(Records for the exercise)
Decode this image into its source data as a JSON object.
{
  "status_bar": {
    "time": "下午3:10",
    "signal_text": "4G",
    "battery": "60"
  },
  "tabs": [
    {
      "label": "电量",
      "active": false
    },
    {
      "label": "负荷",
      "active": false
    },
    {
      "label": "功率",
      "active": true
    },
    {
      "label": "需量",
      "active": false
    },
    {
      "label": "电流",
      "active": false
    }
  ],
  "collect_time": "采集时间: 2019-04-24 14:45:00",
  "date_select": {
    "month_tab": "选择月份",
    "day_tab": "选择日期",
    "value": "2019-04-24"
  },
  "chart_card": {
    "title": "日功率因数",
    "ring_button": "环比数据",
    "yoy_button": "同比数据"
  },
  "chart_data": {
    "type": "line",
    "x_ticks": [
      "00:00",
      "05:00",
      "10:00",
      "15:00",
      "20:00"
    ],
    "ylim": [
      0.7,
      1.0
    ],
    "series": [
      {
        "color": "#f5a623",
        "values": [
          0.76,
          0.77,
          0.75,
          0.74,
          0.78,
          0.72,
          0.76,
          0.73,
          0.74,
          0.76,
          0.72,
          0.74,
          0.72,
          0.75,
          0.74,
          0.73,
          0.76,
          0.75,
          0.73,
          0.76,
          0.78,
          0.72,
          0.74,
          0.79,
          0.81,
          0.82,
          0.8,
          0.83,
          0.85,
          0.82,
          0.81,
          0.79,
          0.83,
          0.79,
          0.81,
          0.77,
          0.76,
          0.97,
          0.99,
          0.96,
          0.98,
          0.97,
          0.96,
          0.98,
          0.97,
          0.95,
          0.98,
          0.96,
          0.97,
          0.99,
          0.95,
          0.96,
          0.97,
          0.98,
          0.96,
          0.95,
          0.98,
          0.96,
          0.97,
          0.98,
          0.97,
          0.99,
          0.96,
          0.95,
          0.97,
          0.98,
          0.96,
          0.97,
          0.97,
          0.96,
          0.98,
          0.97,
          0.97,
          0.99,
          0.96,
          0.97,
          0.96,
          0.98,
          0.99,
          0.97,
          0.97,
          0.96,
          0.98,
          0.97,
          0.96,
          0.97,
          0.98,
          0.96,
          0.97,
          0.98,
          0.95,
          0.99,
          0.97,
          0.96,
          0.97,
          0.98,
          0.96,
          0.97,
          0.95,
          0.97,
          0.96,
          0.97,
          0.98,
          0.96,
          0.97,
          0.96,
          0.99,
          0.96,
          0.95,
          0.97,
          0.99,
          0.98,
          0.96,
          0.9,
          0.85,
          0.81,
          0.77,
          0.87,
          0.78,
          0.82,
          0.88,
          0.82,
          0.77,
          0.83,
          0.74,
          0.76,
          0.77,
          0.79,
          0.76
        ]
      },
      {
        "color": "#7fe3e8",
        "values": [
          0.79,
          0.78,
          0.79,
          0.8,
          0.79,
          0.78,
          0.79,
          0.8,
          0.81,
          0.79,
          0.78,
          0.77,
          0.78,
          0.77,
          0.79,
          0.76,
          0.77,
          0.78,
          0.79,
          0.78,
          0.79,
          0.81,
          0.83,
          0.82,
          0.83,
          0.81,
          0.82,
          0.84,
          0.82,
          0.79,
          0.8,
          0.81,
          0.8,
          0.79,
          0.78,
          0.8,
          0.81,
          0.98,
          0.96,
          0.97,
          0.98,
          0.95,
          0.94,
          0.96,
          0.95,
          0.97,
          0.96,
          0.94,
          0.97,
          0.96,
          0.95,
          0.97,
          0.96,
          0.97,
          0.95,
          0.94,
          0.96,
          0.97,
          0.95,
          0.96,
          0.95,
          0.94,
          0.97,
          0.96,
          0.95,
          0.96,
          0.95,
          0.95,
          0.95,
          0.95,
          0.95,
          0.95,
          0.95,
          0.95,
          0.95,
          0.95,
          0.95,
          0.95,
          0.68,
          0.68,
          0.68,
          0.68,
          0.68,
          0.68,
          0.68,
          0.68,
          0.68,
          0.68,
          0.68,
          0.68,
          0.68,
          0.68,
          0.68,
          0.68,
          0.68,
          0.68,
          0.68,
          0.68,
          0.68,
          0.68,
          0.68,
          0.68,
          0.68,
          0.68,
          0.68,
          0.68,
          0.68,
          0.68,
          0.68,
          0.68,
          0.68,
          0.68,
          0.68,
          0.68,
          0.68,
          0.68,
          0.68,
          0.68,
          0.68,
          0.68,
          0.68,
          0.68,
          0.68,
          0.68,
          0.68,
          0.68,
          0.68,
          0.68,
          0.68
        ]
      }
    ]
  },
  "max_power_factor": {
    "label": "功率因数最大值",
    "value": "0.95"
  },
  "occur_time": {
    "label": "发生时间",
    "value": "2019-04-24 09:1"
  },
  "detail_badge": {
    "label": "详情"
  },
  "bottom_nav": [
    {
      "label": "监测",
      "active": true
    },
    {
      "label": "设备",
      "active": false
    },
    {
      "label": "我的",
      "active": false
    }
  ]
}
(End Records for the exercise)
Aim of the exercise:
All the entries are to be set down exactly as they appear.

Finished exercise:
Decode this image into its source data as a JSON object.
{
  "status_bar": {
    "time": "下午3:10",
    "signal_text": "4G",
    "battery": "60"
  },
  "tabs": [
    {
      "label": "电量",
      "active": false
    },
    {
      "label": "负荷",
      "active": false
    },
    {
      "label": "功率",
      "active": true
    },
    {
      "label": "需量",
      "active": false
    },
    {
      "label": "电流",
      "active": false
    }
  ],
  "collect_time": "采集时间: 2019-04-24 14:45:00",
  "date_select": {
    "month_tab": "选择月份",
    "day_tab": "选择日期",
    "value": "2019-04-24"
  },
  "chart_card": {
    "title": "日功率因数",
    "ring_button": "环比数据",
    "yoy_button": "同比数据"
  },
  "chart_data": {
    "type": "line",
    "x_ticks": [
      "00:00",
      "05:00",
      "10:00",
      "15:00",
      "20:00"
    ],
    "ylim": [
      0.7,
      1.0
    ],
    "series": [
      {
        "color": "#f5a623",
        "values": [
          0.76,
          0.77,
          0.75,
          0.74,
          0.78,
          0.72,
          0.76,
          0.73,
          0.74,
          0.76,
          0.72,
          0.74,
          0.72,
          0.75,
          0.74,
          0.73,
          0.76,
          0.75,
          0.73,
          0.76,
          0.78,
          0.72,
          0.74,
          0.79,
          0.81,
          0.82,
          0.8,
          0.83,
          0.85,
          0.82,
          0.81,
          0.79,
          0.83,
          0.79,
          0.81,
          0.77,
          0.76,
          0.97,
          0.99,
          0.96,
          0.98,
          0.97,
          0.96,
          0.98,
          0.97,
          0.95,
          0.98,
          0.96,
          0.97,
          0.99,
          0.95,
          0.96,
          0.97,
          0.98,
          0.96,
          0.95,
          0.98,
          0.96,
          0.97,
          0.98,
          0.97,
          0.99,
          0.96,
          0.95,
          0.97,
          0.98,
          0.96,
          0.97,
          0.97,
          0.96,
          0.98,
          0.97,
          0.97,
          0.99,
          0.96,
          0.97,
          0.96,
          0.98,
          0.99,
          0.97,
          0.97,
          0.96,
          0.98,
          0.97,
          0.96,
          0.97,
          0.98,
          0.96,
          0.97,
          0.98,
          0.95,
          0.99,
          0.97,
          0.96,
          0.97,
          0.98,
          0.96,
          0.97,
          0.95,
          0.97,
          0.96,
          0.97,
          0.98,
          0.96,
          0.97,
          0.96,
          0.99,
          0.96,
          0.95,
          0.97,
          0.99,
          0.98,
          0.96,
          0.9,
          0.85,
          0.81,
          0.77,
          0.87,
          0.78,
          0.82,
          0.88,
          0.82,
          0.77,
          0.83,
          0.74,
          0.76,
          0.77,
          0.79,
          0.76
        ]
      },
      {
        "color": "#7fe3e8",
        "values": [
          0.79,
          0.78,
          0.79,
          0.8,
          0.79,
          0.78,
          0.79,
          0.8,
          0.81,
          0.79,
          0.78,
          0.77,
          0.78,
          0.77,
          0.79,
          0.76,
          0.77,
          0.78,
          0.79,
          0.78,
          0.79,
          0.81,
          0.83,
          0.82,
          0.83,
          0.81,
          0.82,
          0.84,
          0.82,
          0.79,
          0.8,
          0.81,
          0.8,
          0.79,
          0.78,
          0.8,
          0.81,
          0.98,
          0.96,
          0.97,
          0.98,
          0.95,
          0.94,
          0.96,
          0.95,
          0.97,
          0.96,
          0.94,
          0.97,
          0.96,
          0.95,
          0.97,
          0.96,
          0.97,
          0.95,
          0.94,
          0.96,
          0.97,
          0.95,
          0.96,
          0.95,
          0.94,
          0.97,
          0.96,
          0.95,
          0.96,
          0.95,
          0.95,
          0.95,
          0.95,
          0.95,
          0.95,
          0.95,
          0.95,
          0.95,
          0.95,
          0.95,
          0.95,
          0.68,
          0.68,
          0.68,
          0.68,
          0.68,
          0.68,
          0.68,
          0.68,
          0.68,
          0.68,
          0.68,
          0.68,
          0.68,
          0.68,
          0.68,
          0.68,
          0.68,
          0.68,
          0.68,
          0.68,
          0.68,
          0.68,
          0.68,
          0.68,
          0.68,
          0.68,
          0.68,
          0.68,
          0.68,
          0.68,
          0.68,
          0.68,
          0.68,
          0.68,
          0.68,
          0.68,
          0.68,
          0.68,
          0.68,
          0.68,
          0.68,
          0.68,
          0.68,
          0.68,
          0.68,
          0.68,
          0.68,
          0.68,
          0.68,
          0.68,
          0.68
        ]
      }
    ]
  },
  "max_power_factor": {
    "label": "功率因数最大值",
    "value": "0.95"
  },
  "occur_time": {
    "label": "发生时间",
    "value": "2019-04-24 09:1"
  },
  "detail_badge": {
    "label": "详情"
  },
  "bottom_nav": [
    {
      "label": "监测",
      "active": true
    },
    {
      "label": "设备",
      "active": false
    },
    {
      "label": "我的",
      "active": false
    }
  ]
}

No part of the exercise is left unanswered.